Problem — Check every line below for the word "background" and show those that hold it.

Supplied entries —
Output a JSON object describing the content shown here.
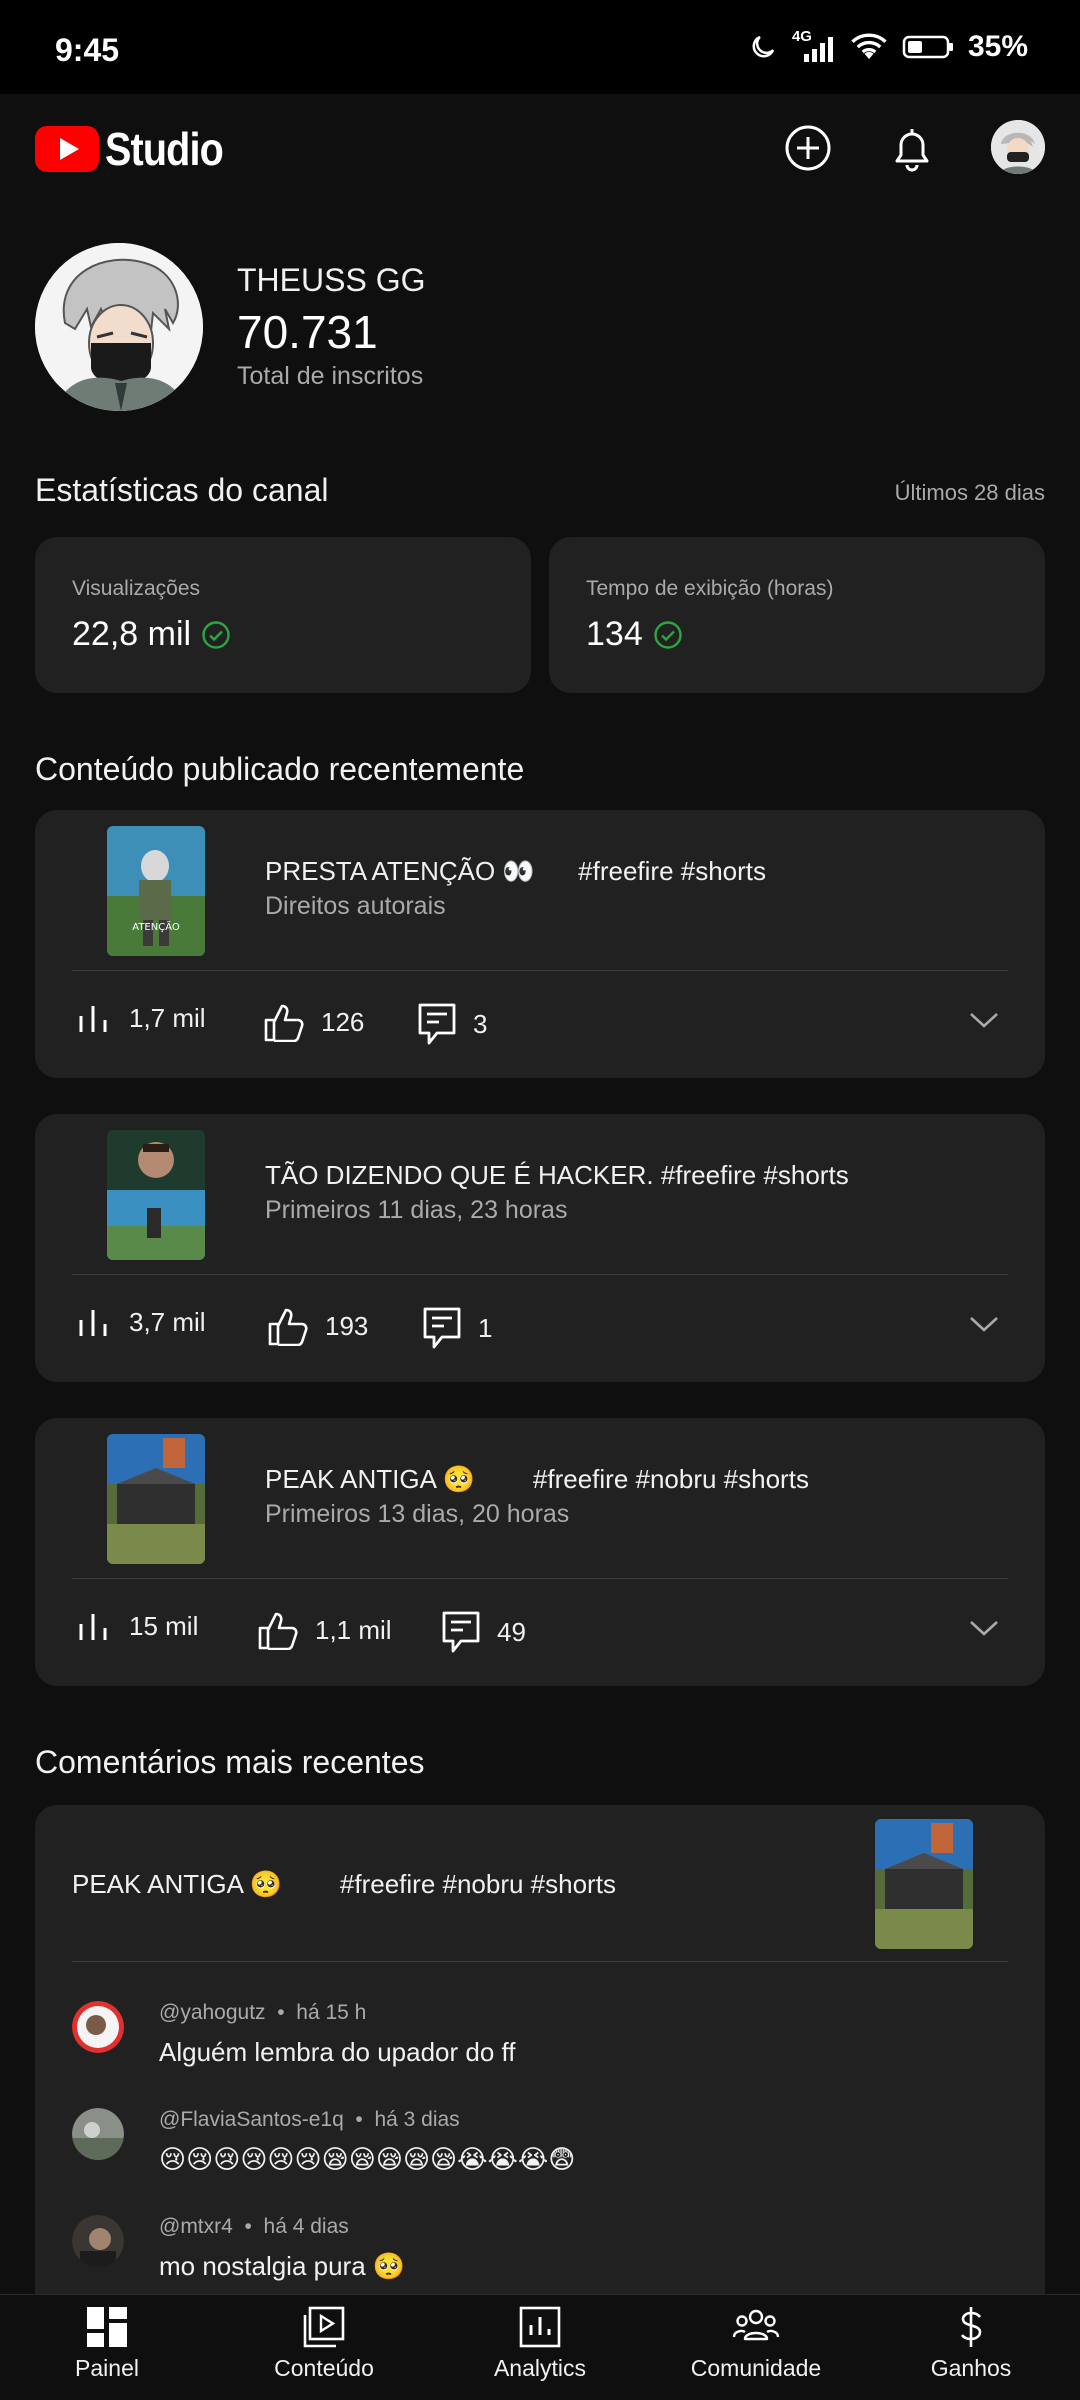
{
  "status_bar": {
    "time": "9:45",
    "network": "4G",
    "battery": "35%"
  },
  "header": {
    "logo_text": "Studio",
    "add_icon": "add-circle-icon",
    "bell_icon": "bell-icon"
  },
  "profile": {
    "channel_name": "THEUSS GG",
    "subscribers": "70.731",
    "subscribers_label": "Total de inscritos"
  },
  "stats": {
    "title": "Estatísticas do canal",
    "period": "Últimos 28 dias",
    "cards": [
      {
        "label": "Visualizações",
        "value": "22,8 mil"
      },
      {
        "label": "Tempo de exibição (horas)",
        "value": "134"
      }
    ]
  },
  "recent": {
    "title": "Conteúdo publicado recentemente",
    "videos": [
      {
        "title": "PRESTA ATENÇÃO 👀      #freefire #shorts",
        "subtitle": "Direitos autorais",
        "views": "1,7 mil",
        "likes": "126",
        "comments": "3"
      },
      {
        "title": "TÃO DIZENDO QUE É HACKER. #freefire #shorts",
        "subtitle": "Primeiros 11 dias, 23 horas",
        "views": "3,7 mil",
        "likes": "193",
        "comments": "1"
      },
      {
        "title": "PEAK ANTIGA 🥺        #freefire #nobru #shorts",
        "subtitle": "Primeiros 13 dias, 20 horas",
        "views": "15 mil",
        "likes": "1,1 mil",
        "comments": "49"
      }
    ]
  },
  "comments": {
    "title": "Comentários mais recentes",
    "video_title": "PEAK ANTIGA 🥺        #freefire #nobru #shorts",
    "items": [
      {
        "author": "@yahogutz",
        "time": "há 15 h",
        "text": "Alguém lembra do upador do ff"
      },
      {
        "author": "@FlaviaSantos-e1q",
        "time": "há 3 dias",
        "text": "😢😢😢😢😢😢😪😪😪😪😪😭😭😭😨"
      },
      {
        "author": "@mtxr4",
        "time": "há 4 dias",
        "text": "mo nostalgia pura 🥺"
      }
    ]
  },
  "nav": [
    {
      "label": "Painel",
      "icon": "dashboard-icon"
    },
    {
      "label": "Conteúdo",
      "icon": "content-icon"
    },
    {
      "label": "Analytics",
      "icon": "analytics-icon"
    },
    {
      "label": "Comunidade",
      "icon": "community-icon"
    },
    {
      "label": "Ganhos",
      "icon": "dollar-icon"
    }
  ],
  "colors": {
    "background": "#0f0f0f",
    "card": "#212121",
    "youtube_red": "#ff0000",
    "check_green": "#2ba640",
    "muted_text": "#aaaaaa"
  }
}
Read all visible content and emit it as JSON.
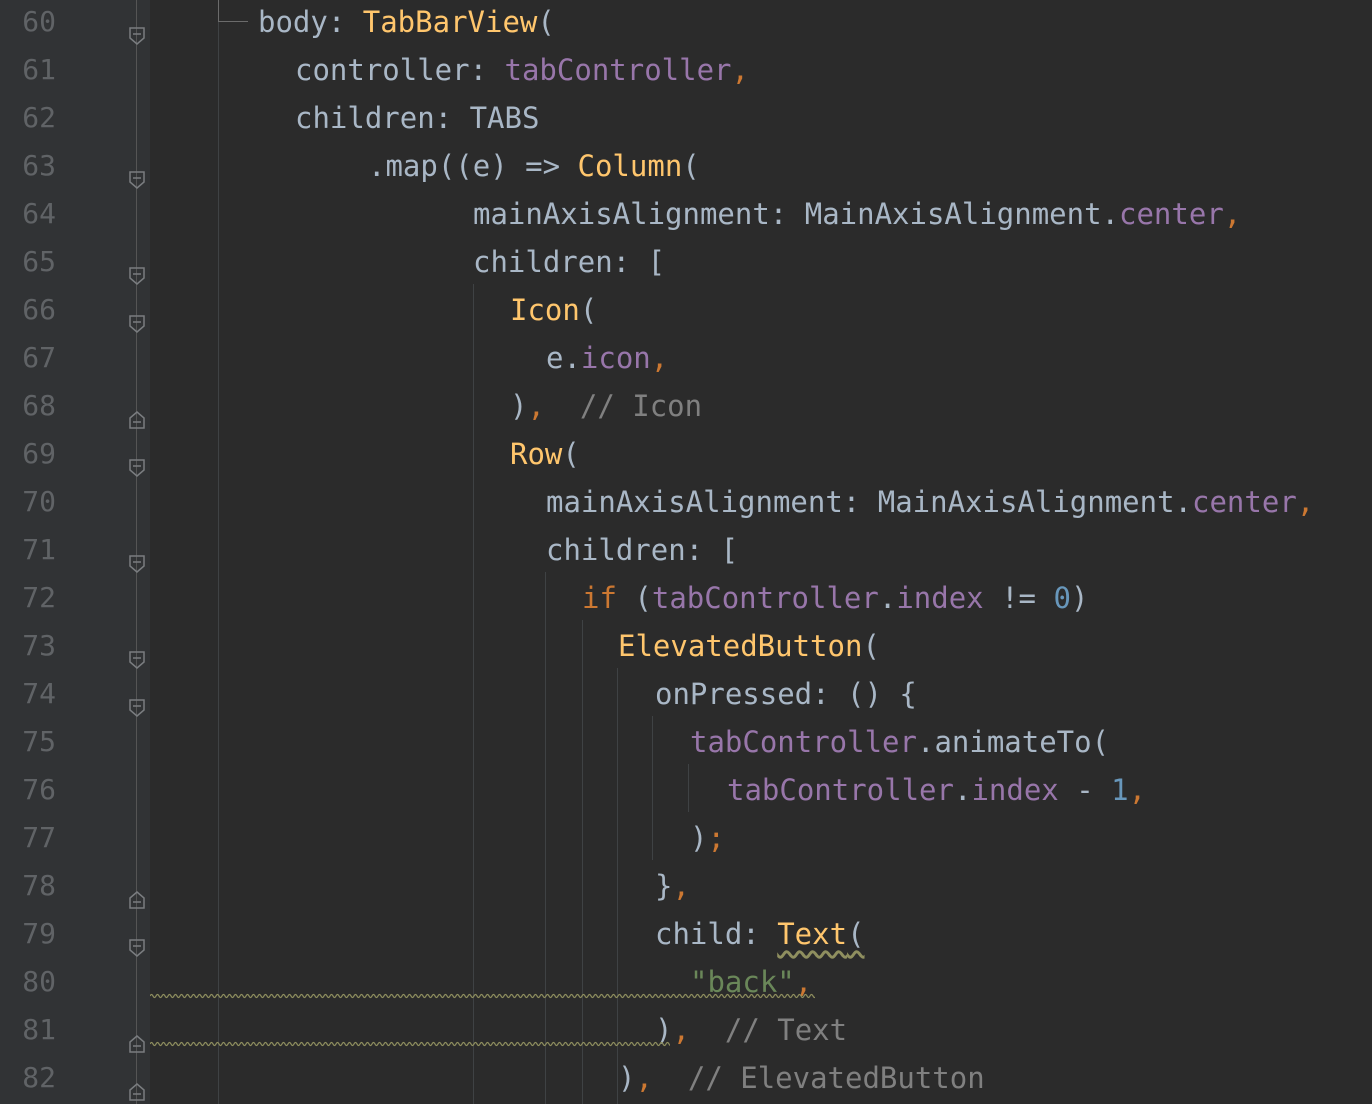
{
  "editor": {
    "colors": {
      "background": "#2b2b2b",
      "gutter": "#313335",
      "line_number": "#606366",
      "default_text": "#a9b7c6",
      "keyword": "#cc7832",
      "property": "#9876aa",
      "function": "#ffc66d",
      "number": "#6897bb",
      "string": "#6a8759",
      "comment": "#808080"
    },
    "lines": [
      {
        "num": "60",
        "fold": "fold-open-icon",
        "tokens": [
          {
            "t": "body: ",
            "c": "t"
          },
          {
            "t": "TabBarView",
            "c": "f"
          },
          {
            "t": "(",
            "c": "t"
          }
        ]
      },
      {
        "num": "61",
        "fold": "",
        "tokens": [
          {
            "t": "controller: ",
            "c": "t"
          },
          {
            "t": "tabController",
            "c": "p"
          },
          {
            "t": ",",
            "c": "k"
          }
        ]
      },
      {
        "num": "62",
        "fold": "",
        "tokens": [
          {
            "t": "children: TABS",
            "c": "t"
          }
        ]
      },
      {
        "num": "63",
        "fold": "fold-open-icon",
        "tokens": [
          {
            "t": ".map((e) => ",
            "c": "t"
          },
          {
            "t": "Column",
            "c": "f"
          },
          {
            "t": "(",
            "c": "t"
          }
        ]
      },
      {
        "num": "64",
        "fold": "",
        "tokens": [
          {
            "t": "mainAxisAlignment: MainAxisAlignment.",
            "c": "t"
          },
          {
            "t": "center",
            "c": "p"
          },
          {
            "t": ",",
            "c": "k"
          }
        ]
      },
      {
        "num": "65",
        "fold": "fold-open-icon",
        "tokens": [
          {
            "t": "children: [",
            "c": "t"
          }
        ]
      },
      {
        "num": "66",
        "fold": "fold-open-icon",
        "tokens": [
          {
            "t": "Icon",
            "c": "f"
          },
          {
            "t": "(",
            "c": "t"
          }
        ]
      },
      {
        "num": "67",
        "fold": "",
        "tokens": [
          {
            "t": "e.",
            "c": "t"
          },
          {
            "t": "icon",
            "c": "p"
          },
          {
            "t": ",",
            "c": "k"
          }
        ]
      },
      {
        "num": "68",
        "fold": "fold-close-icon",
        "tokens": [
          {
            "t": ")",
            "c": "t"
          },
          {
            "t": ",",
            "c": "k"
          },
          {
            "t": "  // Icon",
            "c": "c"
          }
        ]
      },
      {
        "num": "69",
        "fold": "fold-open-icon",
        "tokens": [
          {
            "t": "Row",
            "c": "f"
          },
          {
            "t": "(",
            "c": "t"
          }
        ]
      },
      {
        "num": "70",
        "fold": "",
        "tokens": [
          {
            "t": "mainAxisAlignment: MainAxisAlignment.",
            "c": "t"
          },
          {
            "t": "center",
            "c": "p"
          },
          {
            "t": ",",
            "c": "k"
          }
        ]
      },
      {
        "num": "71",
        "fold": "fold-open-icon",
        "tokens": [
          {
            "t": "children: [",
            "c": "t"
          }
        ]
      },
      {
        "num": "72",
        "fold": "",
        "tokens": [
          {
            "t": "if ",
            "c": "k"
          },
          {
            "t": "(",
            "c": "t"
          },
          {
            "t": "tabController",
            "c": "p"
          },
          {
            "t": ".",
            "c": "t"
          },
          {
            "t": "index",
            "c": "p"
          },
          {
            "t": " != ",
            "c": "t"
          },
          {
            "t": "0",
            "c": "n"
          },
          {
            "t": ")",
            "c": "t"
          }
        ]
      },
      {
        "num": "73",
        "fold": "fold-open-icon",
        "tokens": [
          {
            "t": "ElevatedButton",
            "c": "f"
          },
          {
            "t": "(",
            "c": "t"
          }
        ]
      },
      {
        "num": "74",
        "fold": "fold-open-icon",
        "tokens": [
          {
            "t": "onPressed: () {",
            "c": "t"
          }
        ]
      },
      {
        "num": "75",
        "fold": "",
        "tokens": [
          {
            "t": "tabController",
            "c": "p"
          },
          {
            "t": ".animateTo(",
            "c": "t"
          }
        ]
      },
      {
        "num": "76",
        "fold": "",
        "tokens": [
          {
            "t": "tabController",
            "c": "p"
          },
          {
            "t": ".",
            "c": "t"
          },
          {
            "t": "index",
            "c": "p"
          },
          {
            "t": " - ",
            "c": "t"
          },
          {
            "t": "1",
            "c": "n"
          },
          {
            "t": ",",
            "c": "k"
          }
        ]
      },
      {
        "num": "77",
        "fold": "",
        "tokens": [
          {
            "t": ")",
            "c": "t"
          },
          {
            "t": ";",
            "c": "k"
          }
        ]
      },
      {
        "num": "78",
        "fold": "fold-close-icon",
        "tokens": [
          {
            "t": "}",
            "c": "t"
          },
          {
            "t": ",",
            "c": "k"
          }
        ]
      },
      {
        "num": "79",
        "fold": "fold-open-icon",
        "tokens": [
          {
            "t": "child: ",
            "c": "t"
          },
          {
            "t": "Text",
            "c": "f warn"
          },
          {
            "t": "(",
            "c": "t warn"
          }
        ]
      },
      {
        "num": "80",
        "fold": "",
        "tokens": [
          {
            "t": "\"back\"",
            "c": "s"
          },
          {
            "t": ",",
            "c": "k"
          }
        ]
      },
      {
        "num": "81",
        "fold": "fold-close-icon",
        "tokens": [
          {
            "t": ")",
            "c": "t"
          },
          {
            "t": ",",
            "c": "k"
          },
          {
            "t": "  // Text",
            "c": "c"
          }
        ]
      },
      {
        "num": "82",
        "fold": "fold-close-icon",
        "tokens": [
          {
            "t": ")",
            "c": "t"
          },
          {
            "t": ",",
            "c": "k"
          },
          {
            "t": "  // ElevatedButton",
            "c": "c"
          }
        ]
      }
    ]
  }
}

Exercise result —
    "background": "#0f0f0f",
      "background": "#2b2b2b",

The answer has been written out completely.